Brexit minister David Davis said on Tuesday that reaching a deal with the European Union was the most likely and the best outcome of talks, but that the British government was also prepared for no agreement with the bloc.
“Behind the headlines that scream of deadlock and impasse, in reality we’ve made real and tangible progress in talks so far,” Davis said in a speech in London.
“I don’t think it would be in the interest for either side for there to be no deal. When I sit across the table from Michel Barnier in Brussels, I know he is just as determined as I am to reach an agreement, but as a responsible government it is right that we make every plan for every eventuality.”
Davis did not comment on the size of the divorce bill the UK is ready to pay the EU, but media reports suggest the government is ready to double its offer to around 40 billion euros.
Keen to move on to trade talks
The European Commission has said it should be about 60 billion euros.
Ahead of a Dec. 14-15 summit, Britain wants to move discussions on to the future trade relationship with the EU, which Brussels will not consider until London settles what it sees as past debts.
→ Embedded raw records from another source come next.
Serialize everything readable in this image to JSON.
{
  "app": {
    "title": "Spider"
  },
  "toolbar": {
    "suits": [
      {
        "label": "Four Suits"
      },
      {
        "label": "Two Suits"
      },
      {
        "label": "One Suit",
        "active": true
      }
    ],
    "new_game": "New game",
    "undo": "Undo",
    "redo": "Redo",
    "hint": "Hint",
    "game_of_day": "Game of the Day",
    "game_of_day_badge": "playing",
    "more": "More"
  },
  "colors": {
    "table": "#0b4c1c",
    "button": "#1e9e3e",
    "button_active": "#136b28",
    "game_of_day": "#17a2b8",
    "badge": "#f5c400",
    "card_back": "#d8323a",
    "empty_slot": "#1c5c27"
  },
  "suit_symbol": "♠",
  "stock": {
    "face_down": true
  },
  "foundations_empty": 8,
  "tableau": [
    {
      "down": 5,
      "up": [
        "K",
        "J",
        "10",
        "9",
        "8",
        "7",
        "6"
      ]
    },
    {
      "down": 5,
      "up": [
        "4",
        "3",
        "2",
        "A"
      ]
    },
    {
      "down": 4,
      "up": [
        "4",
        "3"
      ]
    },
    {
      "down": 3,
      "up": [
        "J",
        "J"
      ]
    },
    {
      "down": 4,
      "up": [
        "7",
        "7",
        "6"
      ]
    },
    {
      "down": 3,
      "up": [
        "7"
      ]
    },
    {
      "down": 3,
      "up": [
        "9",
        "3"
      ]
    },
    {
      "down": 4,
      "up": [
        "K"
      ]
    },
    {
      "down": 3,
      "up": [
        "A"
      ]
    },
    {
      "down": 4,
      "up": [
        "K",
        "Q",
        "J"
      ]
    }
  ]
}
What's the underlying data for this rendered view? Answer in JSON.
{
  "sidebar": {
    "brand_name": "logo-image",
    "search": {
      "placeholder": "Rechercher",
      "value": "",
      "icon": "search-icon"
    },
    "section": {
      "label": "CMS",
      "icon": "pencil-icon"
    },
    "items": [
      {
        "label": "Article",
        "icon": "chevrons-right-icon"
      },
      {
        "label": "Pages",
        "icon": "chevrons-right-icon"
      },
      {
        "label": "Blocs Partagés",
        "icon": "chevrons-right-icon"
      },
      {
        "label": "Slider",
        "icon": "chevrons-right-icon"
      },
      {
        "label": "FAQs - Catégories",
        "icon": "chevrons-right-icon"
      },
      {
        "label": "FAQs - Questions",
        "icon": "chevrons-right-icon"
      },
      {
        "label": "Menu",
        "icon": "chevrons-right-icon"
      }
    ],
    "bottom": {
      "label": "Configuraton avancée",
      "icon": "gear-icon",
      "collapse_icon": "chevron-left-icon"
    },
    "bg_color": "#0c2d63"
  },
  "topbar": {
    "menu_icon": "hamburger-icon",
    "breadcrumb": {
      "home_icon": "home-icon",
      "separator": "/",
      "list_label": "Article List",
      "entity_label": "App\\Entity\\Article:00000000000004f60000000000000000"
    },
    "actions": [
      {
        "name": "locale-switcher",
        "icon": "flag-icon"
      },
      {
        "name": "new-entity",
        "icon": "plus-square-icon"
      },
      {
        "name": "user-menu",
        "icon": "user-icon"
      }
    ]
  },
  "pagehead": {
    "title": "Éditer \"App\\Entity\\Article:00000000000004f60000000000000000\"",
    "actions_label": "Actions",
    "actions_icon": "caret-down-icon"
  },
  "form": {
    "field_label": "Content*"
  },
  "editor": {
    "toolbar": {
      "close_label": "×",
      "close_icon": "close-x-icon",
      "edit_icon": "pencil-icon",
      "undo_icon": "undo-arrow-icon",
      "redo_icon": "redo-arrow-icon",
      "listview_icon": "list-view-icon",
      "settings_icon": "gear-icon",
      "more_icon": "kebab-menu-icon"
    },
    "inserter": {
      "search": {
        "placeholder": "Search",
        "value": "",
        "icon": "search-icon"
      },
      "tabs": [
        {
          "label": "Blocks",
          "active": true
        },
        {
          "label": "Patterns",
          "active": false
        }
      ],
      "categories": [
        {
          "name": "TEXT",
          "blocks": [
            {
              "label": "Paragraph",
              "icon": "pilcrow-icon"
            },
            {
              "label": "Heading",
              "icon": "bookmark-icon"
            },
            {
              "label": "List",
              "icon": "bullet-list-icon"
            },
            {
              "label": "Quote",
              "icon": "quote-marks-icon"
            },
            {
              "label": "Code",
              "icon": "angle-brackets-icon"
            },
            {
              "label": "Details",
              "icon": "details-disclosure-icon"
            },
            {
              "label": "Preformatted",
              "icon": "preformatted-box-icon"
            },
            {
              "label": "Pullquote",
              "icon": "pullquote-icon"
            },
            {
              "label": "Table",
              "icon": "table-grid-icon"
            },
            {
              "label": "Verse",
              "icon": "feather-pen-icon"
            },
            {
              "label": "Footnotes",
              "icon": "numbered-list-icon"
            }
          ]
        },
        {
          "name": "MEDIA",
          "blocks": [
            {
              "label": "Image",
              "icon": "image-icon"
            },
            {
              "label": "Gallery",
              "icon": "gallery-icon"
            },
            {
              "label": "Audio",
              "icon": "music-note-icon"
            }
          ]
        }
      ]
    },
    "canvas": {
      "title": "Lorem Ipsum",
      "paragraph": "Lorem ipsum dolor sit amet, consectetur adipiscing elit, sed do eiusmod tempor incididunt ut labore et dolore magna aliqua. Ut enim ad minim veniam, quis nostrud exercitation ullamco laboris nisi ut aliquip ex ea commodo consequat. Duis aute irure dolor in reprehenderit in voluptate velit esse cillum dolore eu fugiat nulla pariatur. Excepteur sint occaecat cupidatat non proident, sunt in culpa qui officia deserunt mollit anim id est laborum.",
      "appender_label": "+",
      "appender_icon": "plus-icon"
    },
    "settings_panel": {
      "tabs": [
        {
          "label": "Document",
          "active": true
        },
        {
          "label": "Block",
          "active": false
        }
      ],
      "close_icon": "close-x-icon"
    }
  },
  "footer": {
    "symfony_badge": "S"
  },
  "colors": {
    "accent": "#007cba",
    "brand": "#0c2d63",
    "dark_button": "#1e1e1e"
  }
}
“We are ready to move on to Phase 2, to see those talks about a deep and special partnership with the EU for the future, a comprehensive trade agreement with the EU for the future, I think that’s in the interest of the UK and in the interest of the remaining EU 27,” Prime Minister Theresa May said on Tuesday.
Many in her governing Conservative Party want the UK to leave the talks, feeling the EU is holding the country hostage over money, which they want to spend at home rather than abroad.
Another headache: the northern Irish question
In another sign of goodwill, May met with the main political leaders of Northern Ireland. The province has been without a government for nearly a year now and there’s fear a return to border checks after Brexit could undermine the peace process.
May said she believed in a deal to restore a power-sharing government and wanted more talks to be held next week.
Northern Ireland’s two main parties have to hammer out a new agreement or move a step closer to direct rule from London.
The DUP, an ally of May’s government, has previously warned that it won’t accept a “bad agreement cobbled together to suddenly suit the timetables of others.”
Sinn Fein says any deal must benefit “all in our society.”